Data about app and page elements:

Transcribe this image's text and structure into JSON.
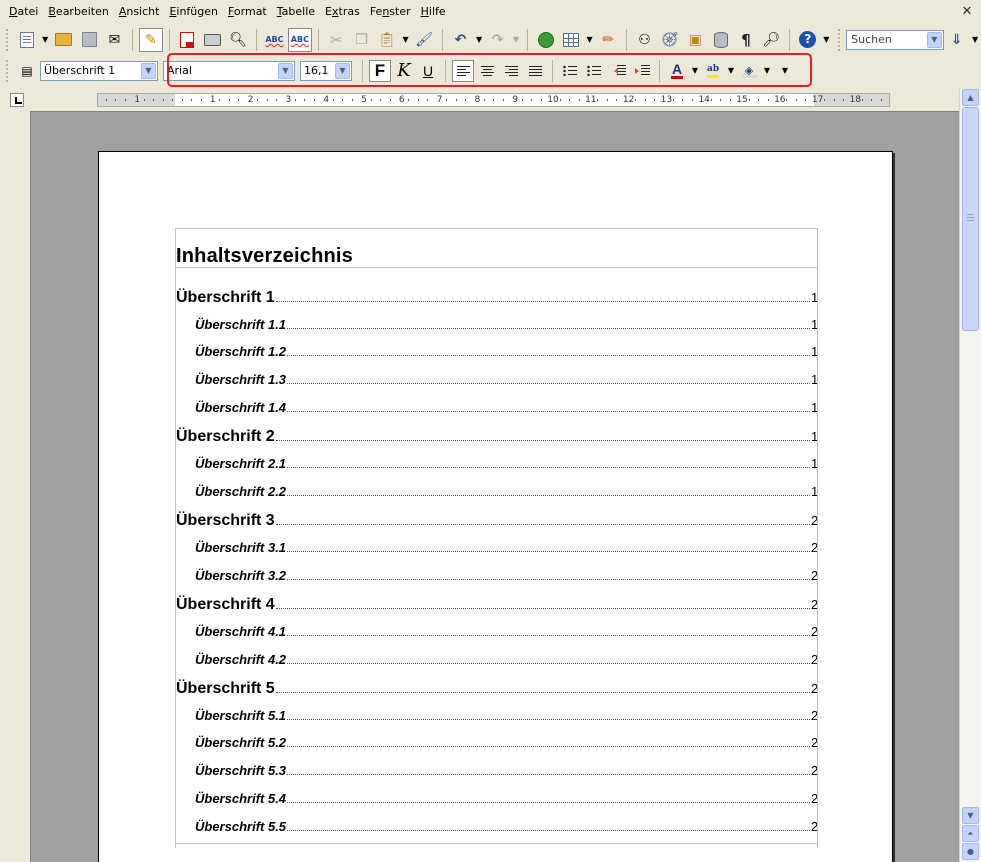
{
  "menu": [
    {
      "label": "Datei",
      "accel": "D"
    },
    {
      "label": "Bearbeiten",
      "accel": "B"
    },
    {
      "label": "Ansicht",
      "accel": "A"
    },
    {
      "label": "Einfügen",
      "accel": "E"
    },
    {
      "label": "Format",
      "accel": "F"
    },
    {
      "label": "Tabelle",
      "accel": "T"
    },
    {
      "label": "Extras",
      "accel": "x"
    },
    {
      "label": "Fenster",
      "accel": "n"
    },
    {
      "label": "Hilfe",
      "accel": "H"
    }
  ],
  "close_glyph": "✕",
  "toolbar": {
    "search_placeholder": "Suchen",
    "paragraph_style": "Überschrift 1",
    "font_name": "Arial",
    "font_size": "16,1",
    "bold_label": "F",
    "italic_label": "K",
    "underline_label": "U",
    "font_color_label": "A",
    "highlight_label": "ab"
  },
  "ruler": {
    "labels": [
      "1",
      "1",
      "2",
      "3",
      "4",
      "5",
      "6",
      "7",
      "8",
      "9",
      "10",
      "11",
      "12",
      "13",
      "14",
      "15",
      "16",
      "17",
      "18"
    ]
  },
  "document": {
    "toc_title": "Inhaltsverzeichnis",
    "entries": [
      {
        "text": "Überschrift 1",
        "page": "1",
        "level": 1
      },
      {
        "text": "Überschrift 1.1",
        "page": "1",
        "level": 2
      },
      {
        "text": "Überschrift 1.2",
        "page": "1",
        "level": 2
      },
      {
        "text": "Überschrift 1.3",
        "page": "1",
        "level": 2
      },
      {
        "text": "Überschrift 1.4",
        "page": "1",
        "level": 2
      },
      {
        "text": "Überschrift 2",
        "page": "1",
        "level": 1
      },
      {
        "text": "Überschrift 2.1",
        "page": "1",
        "level": 2
      },
      {
        "text": "Überschrift 2.2",
        "page": "1",
        "level": 2
      },
      {
        "text": "Überschrift 3",
        "page": "2",
        "level": 1
      },
      {
        "text": "Überschrift 3.1",
        "page": "2",
        "level": 2
      },
      {
        "text": "Überschrift 3.2",
        "page": "2",
        "level": 2
      },
      {
        "text": "Überschrift 4",
        "page": "2",
        "level": 1
      },
      {
        "text": "Überschrift 4.1",
        "page": "2",
        "level": 2
      },
      {
        "text": "Überschrift 4.2",
        "page": "2",
        "level": 2
      },
      {
        "text": "Überschrift 5",
        "page": "2",
        "level": 1
      },
      {
        "text": "Überschrift 5.1",
        "page": "2",
        "level": 2
      },
      {
        "text": "Überschrift 5.2",
        "page": "2",
        "level": 2
      },
      {
        "text": "Überschrift 5.3",
        "page": "2",
        "level": 2
      },
      {
        "text": "Überschrift 5.4",
        "page": "2",
        "level": 2
      },
      {
        "text": "Überschrift 5.5",
        "page": "2",
        "level": 2
      }
    ]
  },
  "colors": {
    "highlight_box": "#e0202a",
    "font_color_bar": "#cc0000",
    "highlight_bar": "#f3ef19"
  }
}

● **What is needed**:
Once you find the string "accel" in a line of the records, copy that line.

● **Result**:
      "accel": "D"
      "accel": "B"
      "accel": "A"
      "accel": "E"
      "accel": "F"
      "accel": "T"
      "accel": "x"
      "accel": "n"
      "accel": "H"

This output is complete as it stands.